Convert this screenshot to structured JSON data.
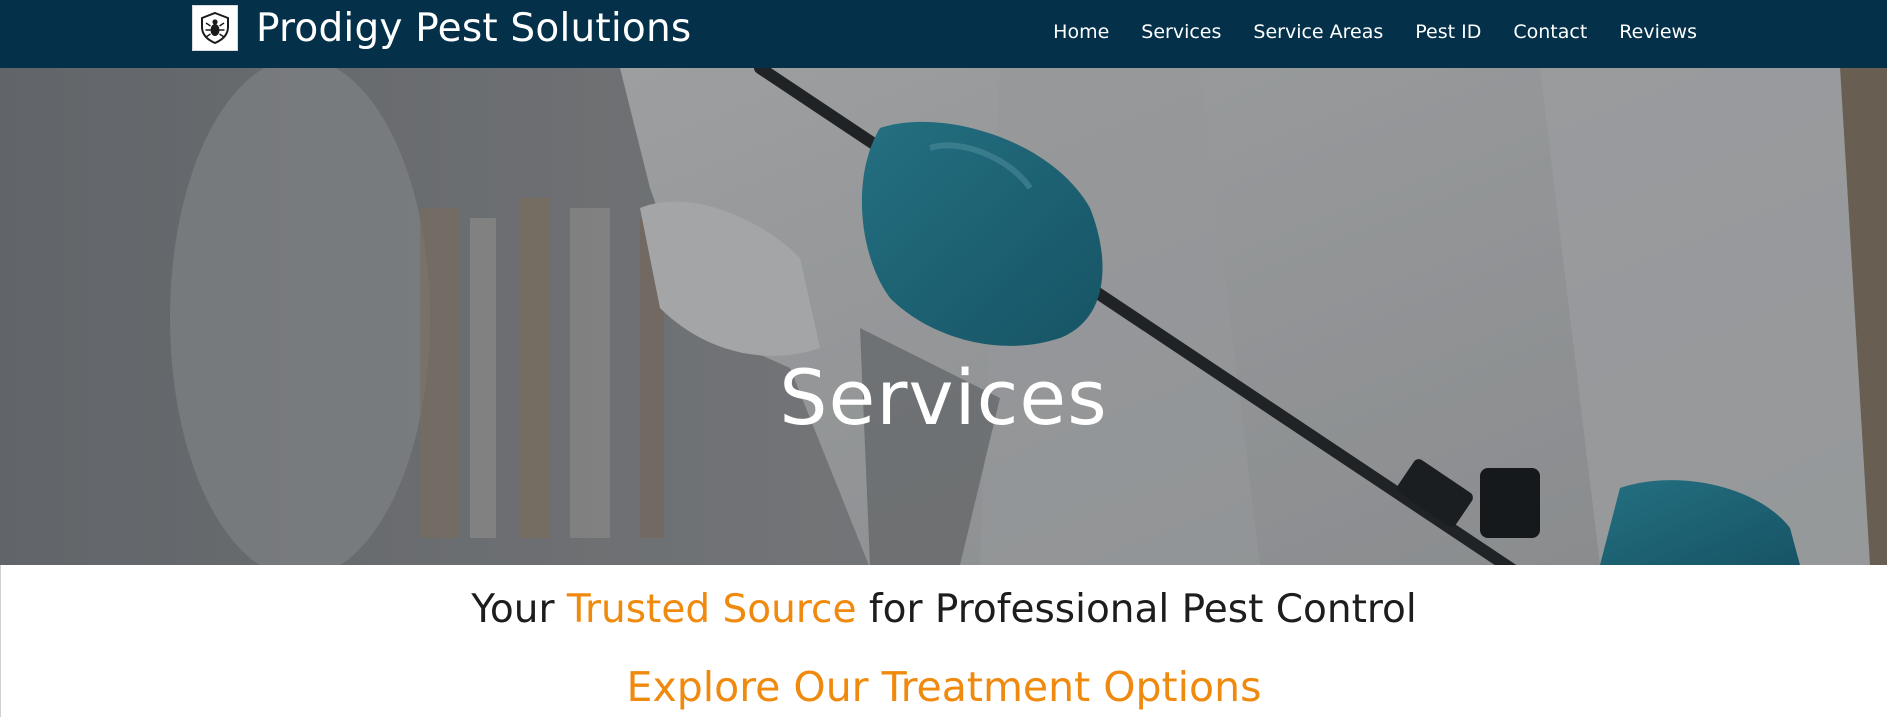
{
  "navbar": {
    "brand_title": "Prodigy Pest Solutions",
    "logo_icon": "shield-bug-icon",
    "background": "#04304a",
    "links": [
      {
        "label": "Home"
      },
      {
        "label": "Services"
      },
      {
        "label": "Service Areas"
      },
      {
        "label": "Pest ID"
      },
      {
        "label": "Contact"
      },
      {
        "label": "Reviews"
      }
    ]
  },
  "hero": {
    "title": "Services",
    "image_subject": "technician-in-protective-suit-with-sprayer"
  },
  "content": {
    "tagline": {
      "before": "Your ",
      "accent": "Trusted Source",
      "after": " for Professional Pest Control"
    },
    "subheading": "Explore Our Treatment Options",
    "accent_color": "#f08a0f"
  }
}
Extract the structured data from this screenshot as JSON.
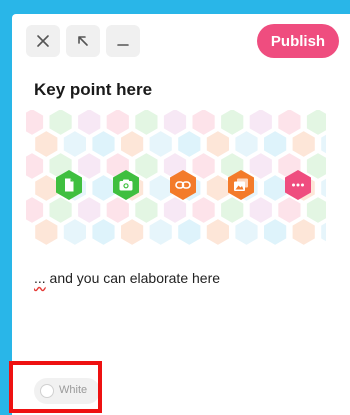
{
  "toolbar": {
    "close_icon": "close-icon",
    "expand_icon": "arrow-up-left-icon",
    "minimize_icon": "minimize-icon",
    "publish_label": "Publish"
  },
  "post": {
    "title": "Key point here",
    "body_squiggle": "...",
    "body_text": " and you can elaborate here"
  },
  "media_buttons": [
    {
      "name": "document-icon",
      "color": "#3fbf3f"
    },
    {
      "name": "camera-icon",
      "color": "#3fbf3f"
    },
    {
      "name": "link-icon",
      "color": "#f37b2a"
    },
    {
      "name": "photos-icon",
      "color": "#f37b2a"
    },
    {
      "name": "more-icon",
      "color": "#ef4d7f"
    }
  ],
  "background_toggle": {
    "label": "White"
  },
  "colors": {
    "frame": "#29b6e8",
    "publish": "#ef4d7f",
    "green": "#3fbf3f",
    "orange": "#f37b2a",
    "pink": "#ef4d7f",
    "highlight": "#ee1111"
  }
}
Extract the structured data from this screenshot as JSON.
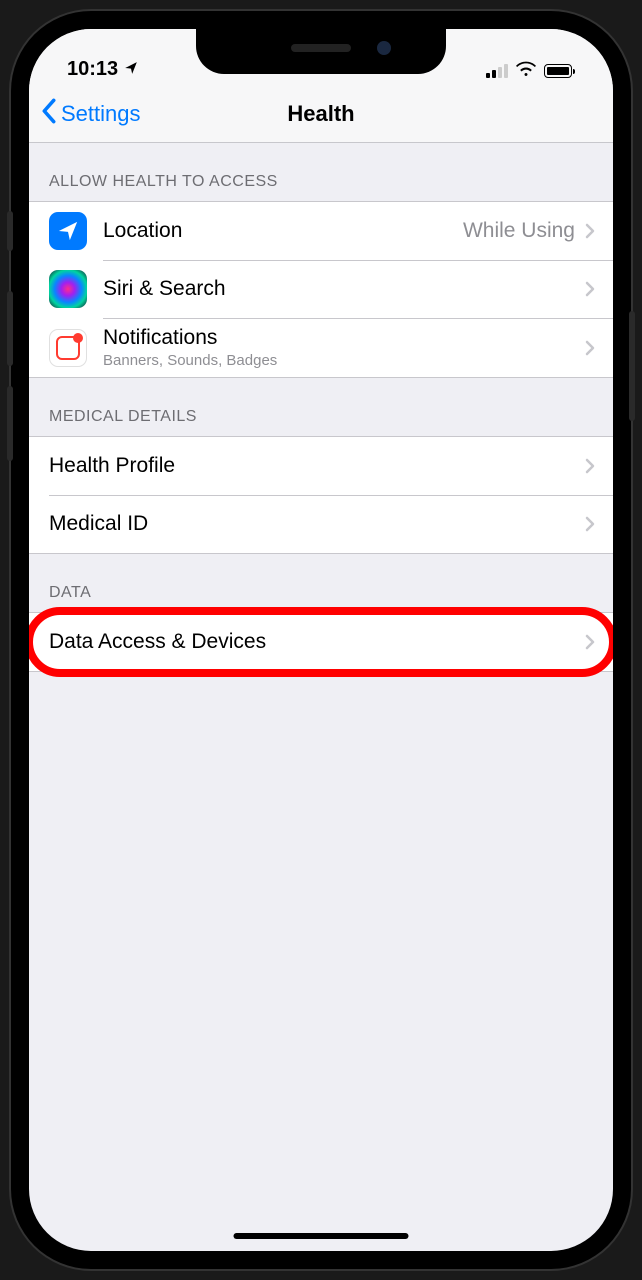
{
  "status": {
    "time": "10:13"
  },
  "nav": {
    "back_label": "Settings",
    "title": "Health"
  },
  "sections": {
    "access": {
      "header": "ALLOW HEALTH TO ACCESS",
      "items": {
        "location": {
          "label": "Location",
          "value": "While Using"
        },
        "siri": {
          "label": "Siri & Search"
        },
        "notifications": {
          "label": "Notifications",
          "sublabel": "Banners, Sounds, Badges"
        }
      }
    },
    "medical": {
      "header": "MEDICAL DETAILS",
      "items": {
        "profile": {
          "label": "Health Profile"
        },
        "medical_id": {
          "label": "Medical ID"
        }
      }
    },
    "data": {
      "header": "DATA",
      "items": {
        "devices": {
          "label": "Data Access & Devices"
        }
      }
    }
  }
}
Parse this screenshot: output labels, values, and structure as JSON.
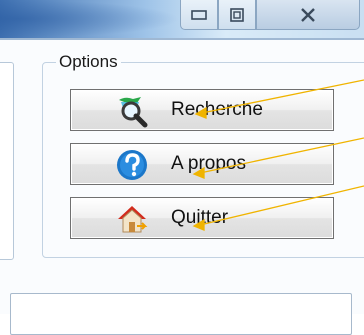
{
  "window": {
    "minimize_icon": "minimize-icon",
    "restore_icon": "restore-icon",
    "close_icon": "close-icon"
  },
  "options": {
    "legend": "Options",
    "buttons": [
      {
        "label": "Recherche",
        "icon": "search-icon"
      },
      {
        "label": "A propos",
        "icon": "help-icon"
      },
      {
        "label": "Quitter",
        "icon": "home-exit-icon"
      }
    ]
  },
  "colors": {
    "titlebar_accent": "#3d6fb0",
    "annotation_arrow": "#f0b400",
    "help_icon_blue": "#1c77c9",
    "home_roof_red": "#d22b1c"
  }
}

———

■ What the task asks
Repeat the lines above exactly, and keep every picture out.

■ Task result
Convert this screenshot to structured JSON data.
{
  "navbar": {
    "brand_title": "Prodigy Pest Solutions",
    "logo_icon": "shield-bug-icon",
    "background": "#04304a",
    "links": [
      {
        "label": "Home"
      },
      {
        "label": "Services"
      },
      {
        "label": "Service Areas"
      },
      {
        "label": "Pest ID"
      },
      {
        "label": "Contact"
      },
      {
        "label": "Reviews"
      }
    ]
  },
  "hero": {
    "title": "Services",
    "image_subject": "technician-in-protective-suit-with-sprayer"
  },
  "content": {
    "tagline": {
      "before": "Your ",
      "accent": "Trusted Source",
      "after": " for Professional Pest Control"
    },
    "subheading": "Explore Our Treatment Options",
    "accent_color": "#f08a0f"
  }
}
Extract the structured data from this screenshot as JSON.
{
  "toolbar": {
    "close_icon": "close-icon",
    "expand_icon": "arrow-up-left-icon",
    "minimize_icon": "minimize-icon",
    "publish_label": "Publish"
  },
  "post": {
    "title": "Key point here",
    "body_squiggle": "...",
    "body_text": " and you can elaborate here"
  },
  "media_buttons": [
    {
      "name": "document-icon",
      "color": "#3fbf3f"
    },
    {
      "name": "camera-icon",
      "color": "#3fbf3f"
    },
    {
      "name": "link-icon",
      "color": "#f37b2a"
    },
    {
      "name": "photos-icon",
      "color": "#f37b2a"
    },
    {
      "name": "more-icon",
      "color": "#ef4d7f"
    }
  ],
  "background_toggle": {
    "label": "White"
  },
  "colors": {
    "frame": "#29b6e8",
    "publish": "#ef4d7f",
    "green": "#3fbf3f",
    "orange": "#f37b2a",
    "pink": "#ef4d7f",
    "highlight": "#ee1111"
  }
}
Extract the structured data from this screenshot as JSON.
{
  "status": {
    "time": "10:13"
  },
  "nav": {
    "back_label": "Settings",
    "title": "Health"
  },
  "sections": {
    "access": {
      "header": "ALLOW HEALTH TO ACCESS",
      "items": {
        "location": {
          "label": "Location",
          "value": "While Using"
        },
        "siri": {
          "label": "Siri & Search"
        },
        "notifications": {
          "label": "Notifications",
          "sublabel": "Banners, Sounds, Badges"
        }
      }
    },
    "medical": {
      "header": "MEDICAL DETAILS",
      "items": {
        "profile": {
          "label": "Health Profile"
        },
        "medical_id": {
          "label": "Medical ID"
        }
      }
    },
    "data": {
      "header": "DATA",
      "items": {
        "devices": {
          "label": "Data Access & Devices"
        }
      }
    }
  }
}
Parse this screenshot: output labels, values, and structure as JSON.
{
  "window": {
    "minimize_icon": "minimize-icon",
    "restore_icon": "restore-icon",
    "close_icon": "close-icon"
  },
  "options": {
    "legend": "Options",
    "buttons": [
      {
        "label": "Recherche",
        "icon": "search-icon"
      },
      {
        "label": "A propos",
        "icon": "help-icon"
      },
      {
        "label": "Quitter",
        "icon": "home-exit-icon"
      }
    ]
  },
  "colors": {
    "titlebar_accent": "#3d6fb0",
    "annotation_arrow": "#f0b400",
    "help_icon_blue": "#1c77c9",
    "home_roof_red": "#d22b1c"
  }
}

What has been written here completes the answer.